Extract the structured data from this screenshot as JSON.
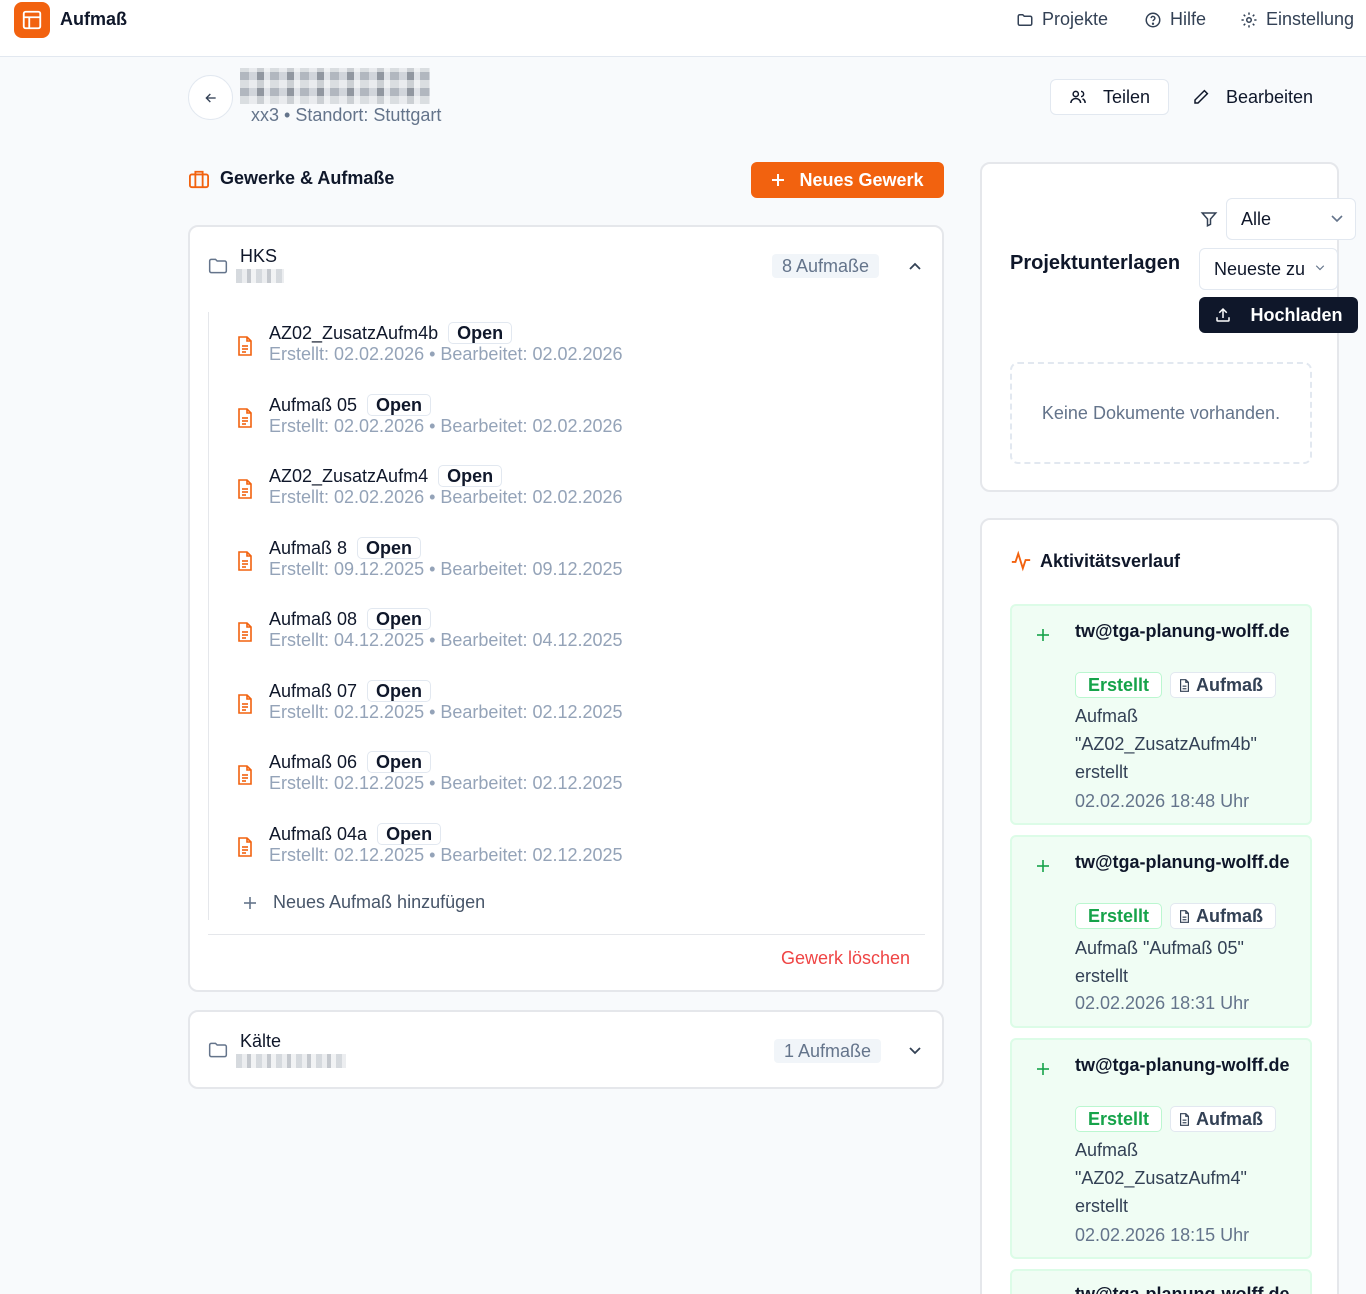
{
  "app": {
    "title": "Aufmaß"
  },
  "nav": {
    "projects": "Projekte",
    "help": "Hilfe",
    "settings": "Einstellung"
  },
  "project": {
    "meta": "xx3  •  Standort: Stuttgart"
  },
  "actions": {
    "share": "Teilen",
    "edit": "Bearbeiten"
  },
  "section": {
    "title": "Gewerke & Aufmaße",
    "new_gewerk": "Neues Gewerk"
  },
  "gewerke": [
    {
      "name": "HKS",
      "count": "8 Aufmaße",
      "expanded": true,
      "items": [
        {
          "title": "AZ02_ZusatzAufm4b",
          "status": "Open",
          "meta": "Erstellt: 02.02.2026  •  Bearbeitet: 02.02.2026"
        },
        {
          "title": "Aufmaß 05",
          "status": "Open",
          "meta": "Erstellt: 02.02.2026  •  Bearbeitet: 02.02.2026"
        },
        {
          "title": "AZ02_ZusatzAufm4",
          "status": "Open",
          "meta": "Erstellt: 02.02.2026  •  Bearbeitet: 02.02.2026"
        },
        {
          "title": "Aufmaß 8",
          "status": "Open",
          "meta": "Erstellt: 09.12.2025  •  Bearbeitet: 09.12.2025"
        },
        {
          "title": "Aufmaß 08",
          "status": "Open",
          "meta": "Erstellt: 04.12.2025  •  Bearbeitet: 04.12.2025"
        },
        {
          "title": "Aufmaß 07",
          "status": "Open",
          "meta": "Erstellt: 02.12.2025  •  Bearbeitet: 02.12.2025"
        },
        {
          "title": "Aufmaß 06",
          "status": "Open",
          "meta": "Erstellt: 02.12.2025  •  Bearbeitet: 02.12.2025"
        },
        {
          "title": "Aufmaß 04a",
          "status": "Open",
          "meta": "Erstellt: 02.12.2025  •  Bearbeitet: 02.12.2025"
        }
      ],
      "add_label": "Neues Aufmaß hinzufügen",
      "delete_label": "Gewerk löschen"
    },
    {
      "name": "Kälte",
      "count": "1 Aufmaße",
      "expanded": false
    }
  ],
  "documents": {
    "title": "Projektunterlagen",
    "filter_value": "Alle",
    "sort_value": "Neueste zu",
    "upload": "Hochladen",
    "empty": "Keine Dokumente vorhanden."
  },
  "activity": {
    "title": "Aktivitätsverlauf",
    "items": [
      {
        "user": "tw@tga-planung-wolff.de",
        "action": "Erstellt",
        "type": "Aufmaß",
        "desc": "Aufmaß \"AZ02_ZusatzAufm4b\" erstellt",
        "time": "02.02.2026 18:48 Uhr"
      },
      {
        "user": "tw@tga-planung-wolff.de",
        "action": "Erstellt",
        "type": "Aufmaß",
        "desc": "Aufmaß \"Aufmaß 05\" erstellt",
        "time": "02.02.2026 18:31 Uhr"
      },
      {
        "user": "tw@tga-planung-wolff.de",
        "action": "Erstellt",
        "type": "Aufmaß",
        "desc": "Aufmaß \"AZ02_ZusatzAufm4\" erstellt",
        "time": "02.02.2026 18:15 Uhr"
      },
      {
        "user": "tw@tga-planung-wolff.de"
      }
    ]
  },
  "colors": {
    "accent": "#f2620f",
    "dark": "#0f172a",
    "success": "#16a34a",
    "danger": "#ef4444"
  }
}
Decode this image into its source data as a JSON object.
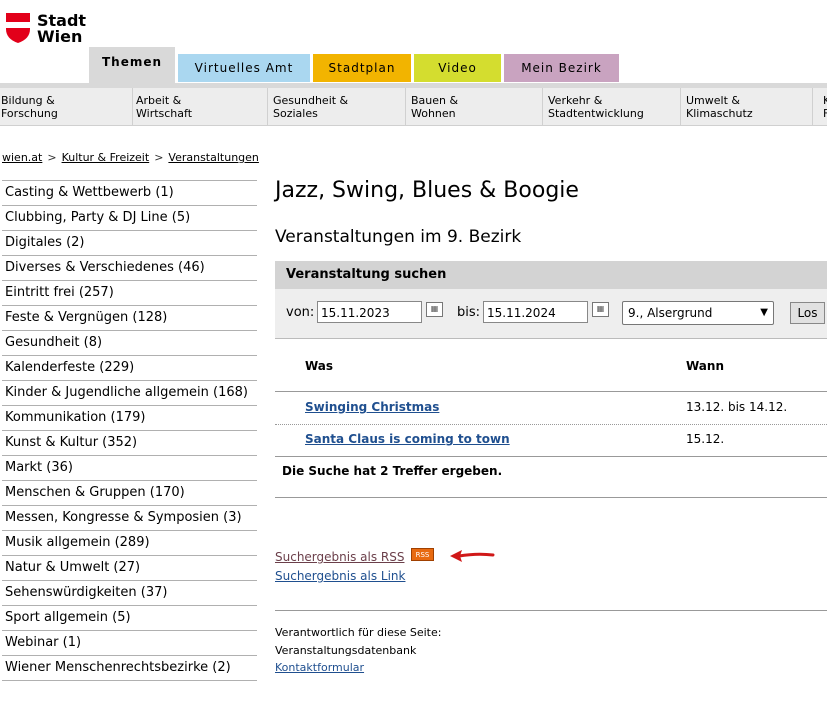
{
  "logo": {
    "line1": "Stadt",
    "line2": "Wien",
    "color": "#e2001a"
  },
  "tabs": [
    {
      "label": "Themen",
      "color": "#d9d9d9"
    },
    {
      "label": "Virtuelles Amt",
      "color": "#aad7f0"
    },
    {
      "label": "Stadtplan",
      "color": "#f2b400"
    },
    {
      "label": "Video",
      "color": "#d4dd2f"
    },
    {
      "label": "Mein Bezirk",
      "color": "#c9a3c0"
    }
  ],
  "topnav": [
    {
      "line1": "Bildung &",
      "line2": "Forschung"
    },
    {
      "line1": "Arbeit &",
      "line2": "Wirtschaft"
    },
    {
      "line1": "Gesundheit &",
      "line2": "Soziales"
    },
    {
      "line1": "Bauen &",
      "line2": "Wohnen"
    },
    {
      "line1": "Verkehr &",
      "line2": "Stadtentwicklung"
    },
    {
      "line1": "Umwelt &",
      "line2": "Klimaschutz"
    },
    {
      "line1": "K",
      "line2": "F"
    }
  ],
  "breadcrumb": [
    "wien.at",
    "Kultur & Freizeit",
    "Veranstaltungen"
  ],
  "sidebar": [
    "Casting & Wettbewerb (1)",
    "Clubbing, Party & DJ Line (5)",
    "Digitales (2)",
    "Diverses & Verschiedenes (46)",
    "Eintritt frei (257)",
    "Feste & Vergnügen (128)",
    "Gesundheit (8)",
    "Kalenderfeste (229)",
    "Kinder & Jugendliche allgemein (168)",
    "Kommunikation (179)",
    "Kunst & Kultur (352)",
    "Markt (36)",
    "Menschen & Gruppen (170)",
    "Messen, Kongresse & Symposien (3)",
    "Musik allgemein (289)",
    "Natur & Umwelt (27)",
    "Sehenswürdigkeiten (37)",
    "Sport allgemein (5)",
    "Webinar (1)",
    "Wiener Menschenrechtsbezirke (2)"
  ],
  "main": {
    "title": "Jazz, Swing, Blues & Boogie",
    "subtitle": "Veranstaltungen im 9. Bezirk",
    "search": {
      "heading": "Veranstaltung suchen",
      "from_label": "von:",
      "from_value": "15.11.2023",
      "to_label": "bis:",
      "to_value": "15.11.2024",
      "district": "9., Alsergrund",
      "submit": "Los"
    },
    "results": {
      "col_what": "Was",
      "col_when": "Wann",
      "rows": [
        {
          "title": "Swinging Christmas",
          "date": "13.12. bis 14.12."
        },
        {
          "title": "Santa Claus is coming to town",
          "date": "15.12."
        }
      ],
      "summary": "Die Suche hat 2 Treffer ergeben."
    },
    "rss_link": "Suchergebnis als RSS",
    "rss_badge": "RSS",
    "link_link": "Suchergebnis als Link",
    "footer": {
      "responsible": "Verantwortlich für diese Seite:",
      "dept": "Veranstaltungsdatenbank",
      "contact": "Kontaktformular"
    }
  }
}
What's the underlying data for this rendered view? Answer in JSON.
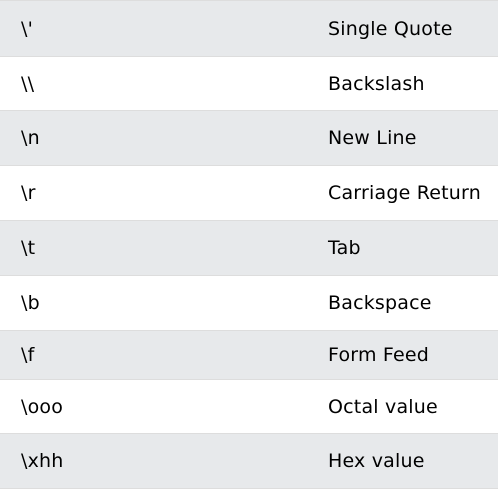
{
  "escape_table": {
    "rows": [
      {
        "code": "\\'",
        "description": "Single Quote"
      },
      {
        "code": "\\\\",
        "description": "Backslash"
      },
      {
        "code": "\\n",
        "description": "New Line"
      },
      {
        "code": "\\r",
        "description": "Carriage Return"
      },
      {
        "code": "\\t",
        "description": "Tab"
      },
      {
        "code": "\\b",
        "description": "Backspace"
      },
      {
        "code": "\\f",
        "description": "Form Feed"
      },
      {
        "code": "\\ooo",
        "description": "Octal value"
      },
      {
        "code": "\\xhh",
        "description": "Hex value"
      }
    ]
  }
}
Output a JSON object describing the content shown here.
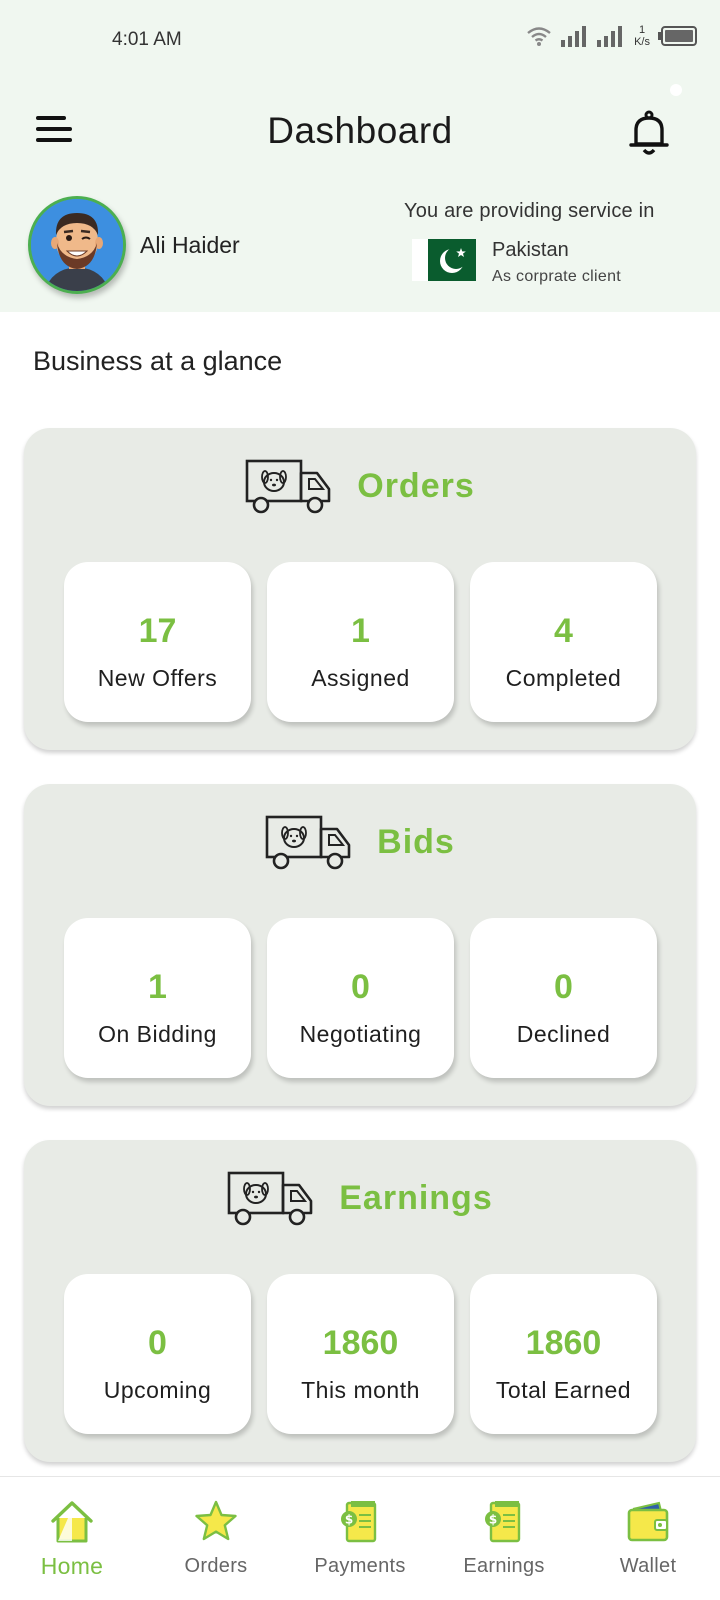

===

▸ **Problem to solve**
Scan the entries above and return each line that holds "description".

▸ **Output below**
        "description": "Single Quote"
        "description": "Backslash"
        "description": "New Line"
        "description": "Carriage Return"
        "description": "Tab"
        "description": "Backspace"
        "description": "Form Feed"
        "description": "Octal value"
        "description": "Hex value"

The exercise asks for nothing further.